Pasi Ilmari Jaaskelainen
Only very special people are chosen by children's author Laura White to join 'The Society', an elite group of writers in the small town of Rabbit Back. Now a te...
While honeymooning in the Tower of Babel, Thomas Senlin loses his wife, Marya. The Tower of Babel is the greatest marvel of the Silk Age. Immense as a mountain, the ancient...
The Silmarillion provides the background to Middle-earth, the setting of The Hobbit and the Lord of the Rings. It is an account of the Elder Days; the First Age when Morgot...
In the depths of Broceliande - an ancient French woodland - Merlin and the enchantress Vivien play out their deadly feud. Meanwhile, a child is born deaf, dumb and blind. H...
Maria and the Devil
The Devil has ridden out. Montana’s most feared outlaw has left his secret lover, Maria, alone in their secluded house deep in the wilds. If he had known that she was...
Fifteen-year-old Wulliam is dreading taking up his family's mantle of Riverkeep, tending the river and fishing corpses from its treacherous waters. But then everything ...
The House of the Stag
It begins with a tragedy. Before the Riders came to their remote valley, the Yendri led a tranquil pastoral life. When the Riders conquered and enslaved them, only a few es...
Charm is a beautifully illustrated re-telling of the Cinderella story which takes all the much-loved elements of the classic fairytale (the handsome prince, the fairy godmo...
The Last Quarrel
Gaelland is a nation gripped by fear. In the country, fishing boats return with their crews mysteriously vanished, while farms are left empty, their owners gone into the ni...
Trojan War Trilogy
Three lives will change the destiny of nations. Helikaon, the young prince of Dardania, haunted by a scarred and traumatic childhood. The priestess Andromache, whose fiery ...
The Immortals Trilogy
Imagine a place where women dominate, where beauty is both physical and internal and where the imagination is allowed to run wild. Where flowers transport you into another ...
Looking for more suggestions? Try these pages:
- Recommended historical fantasy / alternate history books/series
- Recommended books/series featuring lore, legend and mythology
Best of 2016
Downfall of the Gods
If you visit the Temple and ask nicely for forgiveness, you might get it - assuming you aren't Lord Archias and you haven't killed the Goddess's favorite musician,...
Huginn and Muninn, the Eyes of Thought and Mind; Freyr the Blade that stands alone; Mjolnir, Thunder, strength and devastator. Gods bloodied and wounded, that live and die. Ta...
Long before she was the Queen of Hearts, Catherine Pinkerton was just a girl who wanted to fall in love. Catherine may be one of the most desired girls in Wonderland, and a fa...
Books of the Month

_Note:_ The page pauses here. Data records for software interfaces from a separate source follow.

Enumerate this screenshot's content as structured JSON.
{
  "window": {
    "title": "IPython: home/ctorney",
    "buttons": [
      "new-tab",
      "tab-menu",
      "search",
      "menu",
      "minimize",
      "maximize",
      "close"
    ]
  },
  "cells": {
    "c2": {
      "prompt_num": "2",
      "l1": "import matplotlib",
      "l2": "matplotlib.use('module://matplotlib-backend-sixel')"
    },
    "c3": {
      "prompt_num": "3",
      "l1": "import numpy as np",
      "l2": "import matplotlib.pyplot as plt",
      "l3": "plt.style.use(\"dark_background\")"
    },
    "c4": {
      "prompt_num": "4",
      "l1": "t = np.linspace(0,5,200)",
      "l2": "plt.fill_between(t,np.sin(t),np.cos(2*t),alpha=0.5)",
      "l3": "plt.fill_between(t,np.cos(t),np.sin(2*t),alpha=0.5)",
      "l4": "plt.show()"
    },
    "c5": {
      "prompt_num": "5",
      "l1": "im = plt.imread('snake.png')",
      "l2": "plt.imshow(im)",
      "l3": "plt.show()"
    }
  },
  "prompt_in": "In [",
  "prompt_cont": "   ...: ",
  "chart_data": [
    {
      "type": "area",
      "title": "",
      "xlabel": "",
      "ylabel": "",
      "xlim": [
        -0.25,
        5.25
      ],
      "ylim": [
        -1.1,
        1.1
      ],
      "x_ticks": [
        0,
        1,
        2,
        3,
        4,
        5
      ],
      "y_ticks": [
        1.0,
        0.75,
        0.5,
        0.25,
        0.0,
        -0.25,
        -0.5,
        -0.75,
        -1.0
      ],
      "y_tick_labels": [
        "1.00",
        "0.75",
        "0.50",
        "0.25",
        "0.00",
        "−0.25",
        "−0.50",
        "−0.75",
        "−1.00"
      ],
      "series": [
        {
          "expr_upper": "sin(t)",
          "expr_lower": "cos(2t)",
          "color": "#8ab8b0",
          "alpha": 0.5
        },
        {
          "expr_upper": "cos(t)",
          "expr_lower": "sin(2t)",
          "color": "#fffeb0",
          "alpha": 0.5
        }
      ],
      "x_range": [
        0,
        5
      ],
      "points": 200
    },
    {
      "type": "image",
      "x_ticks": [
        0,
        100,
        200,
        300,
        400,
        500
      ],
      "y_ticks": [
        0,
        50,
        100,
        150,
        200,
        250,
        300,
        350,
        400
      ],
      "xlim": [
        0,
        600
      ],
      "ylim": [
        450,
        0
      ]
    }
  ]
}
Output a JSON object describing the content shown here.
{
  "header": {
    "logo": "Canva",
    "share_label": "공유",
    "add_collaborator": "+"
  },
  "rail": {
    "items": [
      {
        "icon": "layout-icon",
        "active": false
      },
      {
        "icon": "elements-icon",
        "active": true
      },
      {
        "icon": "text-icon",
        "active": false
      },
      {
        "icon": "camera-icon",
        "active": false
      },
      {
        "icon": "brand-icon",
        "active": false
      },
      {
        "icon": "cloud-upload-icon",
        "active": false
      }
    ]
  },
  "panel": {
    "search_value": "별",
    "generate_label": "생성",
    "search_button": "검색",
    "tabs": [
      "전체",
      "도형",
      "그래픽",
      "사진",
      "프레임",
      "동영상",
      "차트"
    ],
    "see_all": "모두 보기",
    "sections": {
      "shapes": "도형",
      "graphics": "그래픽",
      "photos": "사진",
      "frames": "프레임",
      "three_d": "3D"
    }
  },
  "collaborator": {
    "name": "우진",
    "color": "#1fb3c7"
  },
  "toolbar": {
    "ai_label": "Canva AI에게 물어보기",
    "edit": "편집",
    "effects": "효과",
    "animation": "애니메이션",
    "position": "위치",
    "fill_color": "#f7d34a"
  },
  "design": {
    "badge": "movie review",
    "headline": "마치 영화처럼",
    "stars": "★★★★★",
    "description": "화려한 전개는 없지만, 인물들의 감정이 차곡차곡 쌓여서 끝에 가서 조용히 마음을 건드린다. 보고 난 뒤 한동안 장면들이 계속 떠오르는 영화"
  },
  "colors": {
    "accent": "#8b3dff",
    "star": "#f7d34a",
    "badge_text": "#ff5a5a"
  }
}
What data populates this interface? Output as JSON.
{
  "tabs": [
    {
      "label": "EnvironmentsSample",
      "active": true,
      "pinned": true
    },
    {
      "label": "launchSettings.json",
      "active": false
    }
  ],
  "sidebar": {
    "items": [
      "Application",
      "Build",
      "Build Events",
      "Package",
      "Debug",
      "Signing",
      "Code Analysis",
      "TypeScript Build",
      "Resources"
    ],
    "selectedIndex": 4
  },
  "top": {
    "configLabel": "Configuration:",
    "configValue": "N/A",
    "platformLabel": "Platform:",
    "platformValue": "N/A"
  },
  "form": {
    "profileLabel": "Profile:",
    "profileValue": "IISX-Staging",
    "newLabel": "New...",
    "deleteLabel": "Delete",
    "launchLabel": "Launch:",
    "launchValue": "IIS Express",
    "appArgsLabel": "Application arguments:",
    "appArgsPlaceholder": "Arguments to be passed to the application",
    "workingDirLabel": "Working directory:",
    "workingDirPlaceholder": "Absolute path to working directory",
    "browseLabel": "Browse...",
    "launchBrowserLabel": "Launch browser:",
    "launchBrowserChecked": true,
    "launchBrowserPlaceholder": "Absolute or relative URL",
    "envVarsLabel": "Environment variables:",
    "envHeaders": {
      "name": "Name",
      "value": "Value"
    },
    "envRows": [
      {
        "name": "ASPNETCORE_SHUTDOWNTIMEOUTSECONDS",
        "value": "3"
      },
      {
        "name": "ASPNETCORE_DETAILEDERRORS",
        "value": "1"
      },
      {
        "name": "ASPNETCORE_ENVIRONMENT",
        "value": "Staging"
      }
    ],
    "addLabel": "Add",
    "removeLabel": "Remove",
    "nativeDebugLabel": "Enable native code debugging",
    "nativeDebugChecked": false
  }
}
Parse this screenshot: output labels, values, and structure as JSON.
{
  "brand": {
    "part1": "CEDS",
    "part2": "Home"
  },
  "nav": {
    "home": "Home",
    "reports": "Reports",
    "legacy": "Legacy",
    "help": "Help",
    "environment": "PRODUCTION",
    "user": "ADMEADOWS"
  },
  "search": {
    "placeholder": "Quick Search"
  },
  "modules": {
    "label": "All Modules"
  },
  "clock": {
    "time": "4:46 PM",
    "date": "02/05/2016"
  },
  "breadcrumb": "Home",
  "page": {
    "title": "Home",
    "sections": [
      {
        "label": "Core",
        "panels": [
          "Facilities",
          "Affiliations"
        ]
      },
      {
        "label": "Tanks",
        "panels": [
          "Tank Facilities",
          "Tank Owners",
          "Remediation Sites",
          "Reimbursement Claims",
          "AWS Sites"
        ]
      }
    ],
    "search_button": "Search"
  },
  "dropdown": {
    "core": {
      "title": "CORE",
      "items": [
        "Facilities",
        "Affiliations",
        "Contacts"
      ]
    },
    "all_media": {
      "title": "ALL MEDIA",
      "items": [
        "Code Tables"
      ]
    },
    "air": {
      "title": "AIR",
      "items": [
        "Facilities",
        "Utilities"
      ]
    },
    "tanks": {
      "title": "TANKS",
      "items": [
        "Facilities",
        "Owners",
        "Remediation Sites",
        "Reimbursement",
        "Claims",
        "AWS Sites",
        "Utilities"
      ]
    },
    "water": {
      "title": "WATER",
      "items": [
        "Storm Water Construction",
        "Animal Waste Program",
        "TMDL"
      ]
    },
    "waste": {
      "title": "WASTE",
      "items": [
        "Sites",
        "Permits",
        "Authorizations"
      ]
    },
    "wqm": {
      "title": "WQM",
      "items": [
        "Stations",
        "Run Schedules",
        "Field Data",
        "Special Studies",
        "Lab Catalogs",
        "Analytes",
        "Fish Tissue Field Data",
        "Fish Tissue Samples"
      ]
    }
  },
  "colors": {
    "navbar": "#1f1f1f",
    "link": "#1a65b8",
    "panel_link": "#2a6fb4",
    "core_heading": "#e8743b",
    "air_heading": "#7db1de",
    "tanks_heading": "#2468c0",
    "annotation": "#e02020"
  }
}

A selection of books - old and new alike - that were a joy to read.
The Pirate Isles are united under Drake Morrass’ flag, but the war has only just begun. There’s still a long way to go before he’s able to call himself King, and traitors at every turn. The Five Kingdoms and Sarth have assembled a fleet of ships unlike any the world has ever seen and they intend to purge the Pirate Isles once a...
Ian C Esslemont
After the disappointments of Li Heng, Dancer and Kellanved wash up on a small insignificant island named Malaz. Immediately, of course, Kellanved plans to take it over. To ...
Age of Swords
Michael J Sullivan
Raithe, the God Killer, may have started the rebellion by killing a Fhrey, but long-standing enmities dividing the Rhunes make it all but impossible to unite against the co...
A Time of Dread
The Ben-Elim, a race of warrior angels, once vanquished a mighty demon horde. Now they rule the Banished lands. But their dominion is brutally enforced and their ancient en...
The Last Dog on Earth
Adrian J Walker
Every dog has its day... And for Lineker, a happy go lucky mongrel from Peckham, the day the world ends is his: finally a chance to prove to his owner just how loyal he can...
The Shadow Crucible
Taking humanity back to their primordial beliefs and fears, Estella confronts Mikhail’s faith by revealing the true horror of the lucrative trade in human souls. All ...
The Dog Stars
Hig, bereaved and traumatised after global disaster, has three things to live for - his dog Jasper, his aggressive but helpful neighbour, and his Cessna aeroplane. He's...